**DATA**
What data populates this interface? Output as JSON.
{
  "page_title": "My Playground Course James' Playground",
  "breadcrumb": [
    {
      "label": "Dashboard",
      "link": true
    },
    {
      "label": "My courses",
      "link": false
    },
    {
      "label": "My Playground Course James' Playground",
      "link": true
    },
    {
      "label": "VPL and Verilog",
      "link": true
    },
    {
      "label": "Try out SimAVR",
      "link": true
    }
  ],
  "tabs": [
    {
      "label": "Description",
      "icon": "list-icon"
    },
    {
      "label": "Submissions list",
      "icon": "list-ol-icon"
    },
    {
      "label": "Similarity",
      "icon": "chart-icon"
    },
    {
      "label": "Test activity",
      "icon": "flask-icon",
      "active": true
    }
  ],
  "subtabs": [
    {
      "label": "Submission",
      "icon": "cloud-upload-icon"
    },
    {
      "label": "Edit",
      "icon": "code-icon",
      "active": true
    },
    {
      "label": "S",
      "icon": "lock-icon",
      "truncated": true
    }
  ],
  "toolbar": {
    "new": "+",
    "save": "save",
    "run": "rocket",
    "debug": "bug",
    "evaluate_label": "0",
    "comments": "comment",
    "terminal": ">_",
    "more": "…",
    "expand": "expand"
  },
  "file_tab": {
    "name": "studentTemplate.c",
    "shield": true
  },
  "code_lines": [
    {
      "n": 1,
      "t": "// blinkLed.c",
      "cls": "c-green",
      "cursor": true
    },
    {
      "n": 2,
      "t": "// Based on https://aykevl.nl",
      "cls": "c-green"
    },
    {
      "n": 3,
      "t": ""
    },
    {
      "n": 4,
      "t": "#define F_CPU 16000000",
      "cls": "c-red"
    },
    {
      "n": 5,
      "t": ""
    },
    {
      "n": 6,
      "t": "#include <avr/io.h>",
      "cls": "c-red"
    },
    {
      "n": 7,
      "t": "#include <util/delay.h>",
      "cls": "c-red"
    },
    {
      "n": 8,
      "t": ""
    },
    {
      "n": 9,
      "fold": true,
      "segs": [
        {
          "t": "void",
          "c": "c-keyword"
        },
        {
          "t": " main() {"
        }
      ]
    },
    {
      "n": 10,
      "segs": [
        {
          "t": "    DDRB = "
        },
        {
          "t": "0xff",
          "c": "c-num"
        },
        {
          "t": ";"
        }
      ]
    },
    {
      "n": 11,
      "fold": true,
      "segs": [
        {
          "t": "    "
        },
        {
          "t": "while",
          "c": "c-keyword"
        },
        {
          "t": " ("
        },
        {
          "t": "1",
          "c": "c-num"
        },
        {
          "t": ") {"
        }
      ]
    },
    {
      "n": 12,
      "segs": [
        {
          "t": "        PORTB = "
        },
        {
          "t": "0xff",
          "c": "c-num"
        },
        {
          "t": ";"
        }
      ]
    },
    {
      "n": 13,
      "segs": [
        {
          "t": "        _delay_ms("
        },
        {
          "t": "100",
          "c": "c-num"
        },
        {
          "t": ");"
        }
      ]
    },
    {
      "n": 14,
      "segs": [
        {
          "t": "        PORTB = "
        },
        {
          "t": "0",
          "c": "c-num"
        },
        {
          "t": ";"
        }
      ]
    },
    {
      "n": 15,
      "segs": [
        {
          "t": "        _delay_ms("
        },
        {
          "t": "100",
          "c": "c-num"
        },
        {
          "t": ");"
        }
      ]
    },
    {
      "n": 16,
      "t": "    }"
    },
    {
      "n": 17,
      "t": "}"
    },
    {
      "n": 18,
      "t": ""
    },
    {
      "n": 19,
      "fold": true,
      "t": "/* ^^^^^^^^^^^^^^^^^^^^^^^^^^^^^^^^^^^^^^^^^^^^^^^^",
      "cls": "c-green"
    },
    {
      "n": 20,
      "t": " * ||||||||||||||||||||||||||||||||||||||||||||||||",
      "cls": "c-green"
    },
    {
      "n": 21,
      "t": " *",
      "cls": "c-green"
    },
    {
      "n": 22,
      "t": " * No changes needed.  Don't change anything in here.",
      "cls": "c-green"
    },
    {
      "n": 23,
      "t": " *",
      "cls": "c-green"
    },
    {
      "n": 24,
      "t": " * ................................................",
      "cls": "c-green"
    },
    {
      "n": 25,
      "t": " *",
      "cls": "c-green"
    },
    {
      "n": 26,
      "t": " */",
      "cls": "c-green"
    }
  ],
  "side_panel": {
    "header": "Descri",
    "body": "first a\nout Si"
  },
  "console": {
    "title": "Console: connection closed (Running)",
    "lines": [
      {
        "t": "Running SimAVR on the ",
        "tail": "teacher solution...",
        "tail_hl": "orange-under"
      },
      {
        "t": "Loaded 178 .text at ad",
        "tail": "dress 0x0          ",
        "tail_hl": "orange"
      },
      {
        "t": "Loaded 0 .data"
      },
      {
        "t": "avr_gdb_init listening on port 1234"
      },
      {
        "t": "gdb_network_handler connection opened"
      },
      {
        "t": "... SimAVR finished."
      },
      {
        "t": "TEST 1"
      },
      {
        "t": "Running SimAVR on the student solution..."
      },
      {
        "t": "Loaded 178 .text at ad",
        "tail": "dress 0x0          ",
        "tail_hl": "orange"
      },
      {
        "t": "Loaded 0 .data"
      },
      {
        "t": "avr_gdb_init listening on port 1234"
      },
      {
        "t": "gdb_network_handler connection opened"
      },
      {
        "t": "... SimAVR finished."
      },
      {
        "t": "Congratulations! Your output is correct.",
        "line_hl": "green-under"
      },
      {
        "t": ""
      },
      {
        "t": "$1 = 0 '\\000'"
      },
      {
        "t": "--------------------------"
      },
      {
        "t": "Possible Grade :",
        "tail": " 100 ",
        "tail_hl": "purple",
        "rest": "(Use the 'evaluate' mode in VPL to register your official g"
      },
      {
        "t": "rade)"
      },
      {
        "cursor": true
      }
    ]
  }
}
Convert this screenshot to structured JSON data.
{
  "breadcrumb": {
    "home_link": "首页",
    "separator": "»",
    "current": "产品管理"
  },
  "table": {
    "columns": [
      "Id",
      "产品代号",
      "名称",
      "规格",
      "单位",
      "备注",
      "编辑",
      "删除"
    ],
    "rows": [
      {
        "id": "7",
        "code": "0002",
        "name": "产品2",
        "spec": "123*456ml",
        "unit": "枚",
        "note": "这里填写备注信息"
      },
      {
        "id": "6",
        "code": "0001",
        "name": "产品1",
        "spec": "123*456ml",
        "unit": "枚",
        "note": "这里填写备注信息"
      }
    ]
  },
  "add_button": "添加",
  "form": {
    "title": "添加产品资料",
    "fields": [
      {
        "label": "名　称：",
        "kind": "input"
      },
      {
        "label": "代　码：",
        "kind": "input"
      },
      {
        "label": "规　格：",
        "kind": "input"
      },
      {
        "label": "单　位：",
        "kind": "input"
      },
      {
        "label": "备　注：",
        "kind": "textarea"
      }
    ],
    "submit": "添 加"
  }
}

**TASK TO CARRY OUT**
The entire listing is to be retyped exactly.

**RESPONSE FOR THIS EXERCISE**
What data populates this interface? Output as JSON.
{
  "page_title": "My Playground Course James' Playground",
  "breadcrumb": [
    {
      "label": "Dashboard",
      "link": true
    },
    {
      "label": "My courses",
      "link": false
    },
    {
      "label": "My Playground Course James' Playground",
      "link": true
    },
    {
      "label": "VPL and Verilog",
      "link": true
    },
    {
      "label": "Try out SimAVR",
      "link": true
    }
  ],
  "tabs": [
    {
      "label": "Description",
      "icon": "list-icon"
    },
    {
      "label": "Submissions list",
      "icon": "list-ol-icon"
    },
    {
      "label": "Similarity",
      "icon": "chart-icon"
    },
    {
      "label": "Test activity",
      "icon": "flask-icon",
      "active": true
    }
  ],
  "subtabs": [
    {
      "label": "Submission",
      "icon": "cloud-upload-icon"
    },
    {
      "label": "Edit",
      "icon": "code-icon",
      "active": true
    },
    {
      "label": "S",
      "icon": "lock-icon",
      "truncated": true
    }
  ],
  "toolbar": {
    "new": "+",
    "save": "save",
    "run": "rocket",
    "debug": "bug",
    "evaluate_label": "0",
    "comments": "comment",
    "terminal": ">_",
    "more": "…",
    "expand": "expand"
  },
  "file_tab": {
    "name": "studentTemplate.c",
    "shield": true
  },
  "code_lines": [
    {
      "n": 1,
      "t": "// blinkLed.c",
      "cls": "c-green",
      "cursor": true
    },
    {
      "n": 2,
      "t": "// Based on https://aykevl.nl",
      "cls": "c-green"
    },
    {
      "n": 3,
      "t": ""
    },
    {
      "n": 4,
      "t": "#define F_CPU 16000000",
      "cls": "c-red"
    },
    {
      "n": 5,
      "t": ""
    },
    {
      "n": 6,
      "t": "#include <avr/io.h>",
      "cls": "c-red"
    },
    {
      "n": 7,
      "t": "#include <util/delay.h>",
      "cls": "c-red"
    },
    {
      "n": 8,
      "t": ""
    },
    {
      "n": 9,
      "fold": true,
      "segs": [
        {
          "t": "void",
          "c": "c-keyword"
        },
        {
          "t": " main() {"
        }
      ]
    },
    {
      "n": 10,
      "segs": [
        {
          "t": "    DDRB = "
        },
        {
          "t": "0xff",
          "c": "c-num"
        },
        {
          "t": ";"
        }
      ]
    },
    {
      "n": 11,
      "fold": true,
      "segs": [
        {
          "t": "    "
        },
        {
          "t": "while",
          "c": "c-keyword"
        },
        {
          "t": " ("
        },
        {
          "t": "1",
          "c": "c-num"
        },
        {
          "t": ") {"
        }
      ]
    },
    {
      "n": 12,
      "segs": [
        {
          "t": "        PORTB = "
        },
        {
          "t": "0xff",
          "c": "c-num"
        },
        {
          "t": ";"
        }
      ]
    },
    {
      "n": 13,
      "segs": [
        {
          "t": "        _delay_ms("
        },
        {
          "t": "100",
          "c": "c-num"
        },
        {
          "t": ");"
        }
      ]
    },
    {
      "n": 14,
      "segs": [
        {
          "t": "        PORTB = "
        },
        {
          "t": "0",
          "c": "c-num"
        },
        {
          "t": ";"
        }
      ]
    },
    {
      "n": 15,
      "segs": [
        {
          "t": "        _delay_ms("
        },
        {
          "t": "100",
          "c": "c-num"
        },
        {
          "t": ");"
        }
      ]
    },
    {
      "n": 16,
      "t": "    }"
    },
    {
      "n": 17,
      "t": "}"
    },
    {
      "n": 18,
      "t": ""
    },
    {
      "n": 19,
      "fold": true,
      "t": "/* ^^^^^^^^^^^^^^^^^^^^^^^^^^^^^^^^^^^^^^^^^^^^^^^^",
      "cls": "c-green"
    },
    {
      "n": 20,
      "t": " * ||||||||||||||||||||||||||||||||||||||||||||||||",
      "cls": "c-green"
    },
    {
      "n": 21,
      "t": " *",
      "cls": "c-green"
    },
    {
      "n": 22,
      "t": " * No changes needed.  Don't change anything in here.",
      "cls": "c-green"
    },
    {
      "n": 23,
      "t": " *",
      "cls": "c-green"
    },
    {
      "n": 24,
      "t": " * ................................................",
      "cls": "c-green"
    },
    {
      "n": 25,
      "t": " *",
      "cls": "c-green"
    },
    {
      "n": 26,
      "t": " */",
      "cls": "c-green"
    }
  ],
  "side_panel": {
    "header": "Descri",
    "body": "first a\nout Si"
  },
  "console": {
    "title": "Console: connection closed (Running)",
    "lines": [
      {
        "t": "Running SimAVR on the ",
        "tail": "teacher solution...",
        "tail_hl": "orange-under"
      },
      {
        "t": "Loaded 178 .text at ad",
        "tail": "dress 0x0          ",
        "tail_hl": "orange"
      },
      {
        "t": "Loaded 0 .data"
      },
      {
        "t": "avr_gdb_init listening on port 1234"
      },
      {
        "t": "gdb_network_handler connection opened"
      },
      {
        "t": "... SimAVR finished."
      },
      {
        "t": "TEST 1"
      },
      {
        "t": "Running SimAVR on the student solution..."
      },
      {
        "t": "Loaded 178 .text at ad",
        "tail": "dress 0x0          ",
        "tail_hl": "orange"
      },
      {
        "t": "Loaded 0 .data"
      },
      {
        "t": "avr_gdb_init listening on port 1234"
      },
      {
        "t": "gdb_network_handler connection opened"
      },
      {
        "t": "... SimAVR finished."
      },
      {
        "t": "Congratulations! Your output is correct.",
        "line_hl": "green-under"
      },
      {
        "t": ""
      },
      {
        "t": "$1 = 0 '\\000'"
      },
      {
        "t": "--------------------------"
      },
      {
        "t": "Possible Grade :",
        "tail": " 100 ",
        "tail_hl": "purple",
        "rest": "(Use the 'evaluate' mode in VPL to register your official g"
      },
      {
        "t": "rade)"
      },
      {
        "cursor": true
      }
    ]
  }
}
Convert this screenshot to structured JSON data.
{
  "breadcrumb": {
    "home_link": "首页",
    "separator": "»",
    "current": "产品管理"
  },
  "table": {
    "columns": [
      "Id",
      "产品代号",
      "名称",
      "规格",
      "单位",
      "备注",
      "编辑",
      "删除"
    ],
    "rows": [
      {
        "id": "7",
        "code": "0002",
        "name": "产品2",
        "spec": "123*456ml",
        "unit": "枚",
        "note": "这里填写备注信息"
      },
      {
        "id": "6",
        "code": "0001",
        "name": "产品1",
        "spec": "123*456ml",
        "unit": "枚",
        "note": "这里填写备注信息"
      }
    ]
  },
  "add_button": "添加",
  "form": {
    "title": "添加产品资料",
    "fields": [
      {
        "label": "名　称：",
        "kind": "input"
      },
      {
        "label": "代　码：",
        "kind": "input"
      },
      {
        "label": "规　格：",
        "kind": "input"
      },
      {
        "label": "单　位：",
        "kind": "input"
      },
      {
        "label": "备　注：",
        "kind": "textarea"
      }
    ],
    "submit": "添 加"
  }
}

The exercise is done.